--- SUPPLIED MATERIAL Enclosed Below ---

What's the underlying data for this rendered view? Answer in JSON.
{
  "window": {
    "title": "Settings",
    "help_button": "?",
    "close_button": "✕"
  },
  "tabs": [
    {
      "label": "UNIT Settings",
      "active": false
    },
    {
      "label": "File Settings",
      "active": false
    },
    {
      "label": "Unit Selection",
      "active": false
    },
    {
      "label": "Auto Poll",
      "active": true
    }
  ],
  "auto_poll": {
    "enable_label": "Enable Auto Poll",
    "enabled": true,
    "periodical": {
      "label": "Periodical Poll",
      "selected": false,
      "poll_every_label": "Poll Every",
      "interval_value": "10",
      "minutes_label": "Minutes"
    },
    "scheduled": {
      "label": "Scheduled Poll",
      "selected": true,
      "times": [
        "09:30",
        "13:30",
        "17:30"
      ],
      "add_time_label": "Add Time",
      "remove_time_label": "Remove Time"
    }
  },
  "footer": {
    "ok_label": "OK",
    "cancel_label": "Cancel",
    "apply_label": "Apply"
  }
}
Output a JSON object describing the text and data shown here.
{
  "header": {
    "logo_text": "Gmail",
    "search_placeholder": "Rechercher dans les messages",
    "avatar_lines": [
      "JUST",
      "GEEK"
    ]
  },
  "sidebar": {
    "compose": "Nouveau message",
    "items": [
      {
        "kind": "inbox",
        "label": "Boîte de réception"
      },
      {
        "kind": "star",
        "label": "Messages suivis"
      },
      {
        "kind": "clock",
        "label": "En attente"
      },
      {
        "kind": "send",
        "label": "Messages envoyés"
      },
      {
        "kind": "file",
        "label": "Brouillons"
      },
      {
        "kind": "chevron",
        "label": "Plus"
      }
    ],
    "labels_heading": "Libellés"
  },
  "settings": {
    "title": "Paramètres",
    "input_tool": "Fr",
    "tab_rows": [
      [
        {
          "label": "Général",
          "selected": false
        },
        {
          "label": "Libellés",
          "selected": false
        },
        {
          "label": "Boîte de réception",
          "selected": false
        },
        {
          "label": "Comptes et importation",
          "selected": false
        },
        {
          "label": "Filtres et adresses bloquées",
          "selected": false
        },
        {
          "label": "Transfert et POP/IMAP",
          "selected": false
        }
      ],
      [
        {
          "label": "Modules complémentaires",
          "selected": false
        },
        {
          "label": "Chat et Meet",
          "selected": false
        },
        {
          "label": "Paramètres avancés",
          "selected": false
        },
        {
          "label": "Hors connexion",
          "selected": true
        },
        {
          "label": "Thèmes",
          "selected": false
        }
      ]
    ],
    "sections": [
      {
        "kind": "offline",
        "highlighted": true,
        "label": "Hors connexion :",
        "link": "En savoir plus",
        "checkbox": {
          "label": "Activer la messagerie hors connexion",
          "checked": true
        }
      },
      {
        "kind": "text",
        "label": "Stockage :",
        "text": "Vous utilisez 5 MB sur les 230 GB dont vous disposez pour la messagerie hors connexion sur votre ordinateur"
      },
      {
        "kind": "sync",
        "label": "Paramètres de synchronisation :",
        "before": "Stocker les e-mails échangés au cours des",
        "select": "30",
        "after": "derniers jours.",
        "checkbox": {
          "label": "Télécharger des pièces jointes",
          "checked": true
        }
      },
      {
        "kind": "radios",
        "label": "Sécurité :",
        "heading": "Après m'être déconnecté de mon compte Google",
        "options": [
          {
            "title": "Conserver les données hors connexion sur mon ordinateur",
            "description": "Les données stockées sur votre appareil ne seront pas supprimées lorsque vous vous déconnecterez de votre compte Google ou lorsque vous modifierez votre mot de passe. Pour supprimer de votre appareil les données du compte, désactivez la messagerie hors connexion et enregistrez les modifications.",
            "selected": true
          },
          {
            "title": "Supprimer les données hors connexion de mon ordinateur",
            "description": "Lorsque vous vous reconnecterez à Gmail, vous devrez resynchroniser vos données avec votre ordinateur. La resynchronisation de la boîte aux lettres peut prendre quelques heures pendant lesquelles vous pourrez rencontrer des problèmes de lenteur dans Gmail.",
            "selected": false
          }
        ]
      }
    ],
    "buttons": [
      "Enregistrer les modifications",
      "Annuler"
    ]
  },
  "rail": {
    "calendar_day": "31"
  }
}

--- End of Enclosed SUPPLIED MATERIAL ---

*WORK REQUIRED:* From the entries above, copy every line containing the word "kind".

*ANSWER TO THE PROBLEM:*
        "kind": "inbox",
        "kind": "star",
        "kind": "clock",
        "kind": "send",
        "kind": "file",
        "kind": "chevron",
        "kind": "offline",
        "kind": "text",
        "kind": "sync",
        "kind": "radios",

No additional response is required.